-- Records supplied follows --

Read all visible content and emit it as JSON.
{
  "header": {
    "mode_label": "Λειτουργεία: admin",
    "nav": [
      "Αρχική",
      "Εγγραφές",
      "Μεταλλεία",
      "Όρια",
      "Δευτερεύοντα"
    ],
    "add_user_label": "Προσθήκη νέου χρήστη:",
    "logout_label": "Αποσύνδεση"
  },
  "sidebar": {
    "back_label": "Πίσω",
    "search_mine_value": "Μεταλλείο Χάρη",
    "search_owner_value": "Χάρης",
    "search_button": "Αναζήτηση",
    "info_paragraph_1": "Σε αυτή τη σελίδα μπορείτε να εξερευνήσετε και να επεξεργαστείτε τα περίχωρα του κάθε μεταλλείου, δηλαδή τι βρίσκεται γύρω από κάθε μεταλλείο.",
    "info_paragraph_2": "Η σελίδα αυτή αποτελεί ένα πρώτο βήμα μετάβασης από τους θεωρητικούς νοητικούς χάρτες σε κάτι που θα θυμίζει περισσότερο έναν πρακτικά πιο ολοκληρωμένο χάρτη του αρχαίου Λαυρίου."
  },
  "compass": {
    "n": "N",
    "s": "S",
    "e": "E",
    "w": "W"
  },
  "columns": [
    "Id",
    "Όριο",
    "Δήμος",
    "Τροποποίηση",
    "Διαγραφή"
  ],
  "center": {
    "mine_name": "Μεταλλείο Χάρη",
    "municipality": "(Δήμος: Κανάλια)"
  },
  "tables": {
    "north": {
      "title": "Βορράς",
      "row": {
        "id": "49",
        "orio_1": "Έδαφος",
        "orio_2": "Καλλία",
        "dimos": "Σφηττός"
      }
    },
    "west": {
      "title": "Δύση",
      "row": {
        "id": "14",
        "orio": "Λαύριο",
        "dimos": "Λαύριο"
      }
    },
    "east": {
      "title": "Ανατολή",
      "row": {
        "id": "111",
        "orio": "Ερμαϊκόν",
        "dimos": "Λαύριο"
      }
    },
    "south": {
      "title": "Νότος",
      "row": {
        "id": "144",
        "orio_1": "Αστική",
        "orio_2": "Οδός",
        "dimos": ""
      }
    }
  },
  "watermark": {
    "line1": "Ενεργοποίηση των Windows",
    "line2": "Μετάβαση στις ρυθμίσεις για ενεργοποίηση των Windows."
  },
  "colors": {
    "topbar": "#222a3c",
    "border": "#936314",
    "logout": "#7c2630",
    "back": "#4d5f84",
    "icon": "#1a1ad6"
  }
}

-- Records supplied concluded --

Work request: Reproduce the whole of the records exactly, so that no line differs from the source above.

Output of the task:
Read all visible content and emit it as JSON.
{
  "header": {
    "mode_label": "Λειτουργεία: admin",
    "nav": [
      "Αρχική",
      "Εγγραφές",
      "Μεταλλεία",
      "Όρια",
      "Δευτερεύοντα"
    ],
    "add_user_label": "Προσθήκη νέου χρήστη:",
    "logout_label": "Αποσύνδεση"
  },
  "sidebar": {
    "back_label": "Πίσω",
    "search_mine_value": "Μεταλλείο Χάρη",
    "search_owner_value": "Χάρης",
    "search_button": "Αναζήτηση",
    "info_paragraph_1": "Σε αυτή τη σελίδα μπορείτε να εξερευνήσετε και να επεξεργαστείτε τα περίχωρα του κάθε μεταλλείου, δηλαδή τι βρίσκεται γύρω από κάθε μεταλλείο.",
    "info_paragraph_2": "Η σελίδα αυτή αποτελεί ένα πρώτο βήμα μετάβασης από τους θεωρητικούς νοητικούς χάρτες σε κάτι που θα θυμίζει περισσότερο έναν πρακτικά πιο ολοκληρωμένο χάρτη του αρχαίου Λαυρίου."
  },
  "compass": {
    "n": "N",
    "s": "S",
    "e": "E",
    "w": "W"
  },
  "columns": [
    "Id",
    "Όριο",
    "Δήμος",
    "Τροποποίηση",
    "Διαγραφή"
  ],
  "center": {
    "mine_name": "Μεταλλείο Χάρη",
    "municipality": "(Δήμος: Κανάλια)"
  },
  "tables": {
    "north": {
      "title": "Βορράς",
      "row": {
        "id": "49",
        "orio_1": "Έδαφος",
        "orio_2": "Καλλία",
        "dimos": "Σφηττός"
      }
    },
    "west": {
      "title": "Δύση",
      "row": {
        "id": "14",
        "orio": "Λαύριο",
        "dimos": "Λαύριο"
      }
    },
    "east": {
      "title": "Ανατολή",
      "row": {
        "id": "111",
        "orio": "Ερμαϊκόν",
        "dimos": "Λαύριο"
      }
    },
    "south": {
      "title": "Νότος",
      "row": {
        "id": "144",
        "orio_1": "Αστική",
        "orio_2": "Οδός",
        "dimos": ""
      }
    }
  },
  "watermark": {
    "line1": "Ενεργοποίηση των Windows",
    "line2": "Μετάβαση στις ρυθμίσεις για ενεργοποίηση των Windows."
  },
  "colors": {
    "topbar": "#222a3c",
    "border": "#936314",
    "logout": "#7c2630",
    "back": "#4d5f84",
    "icon": "#1a1ad6"
  }
}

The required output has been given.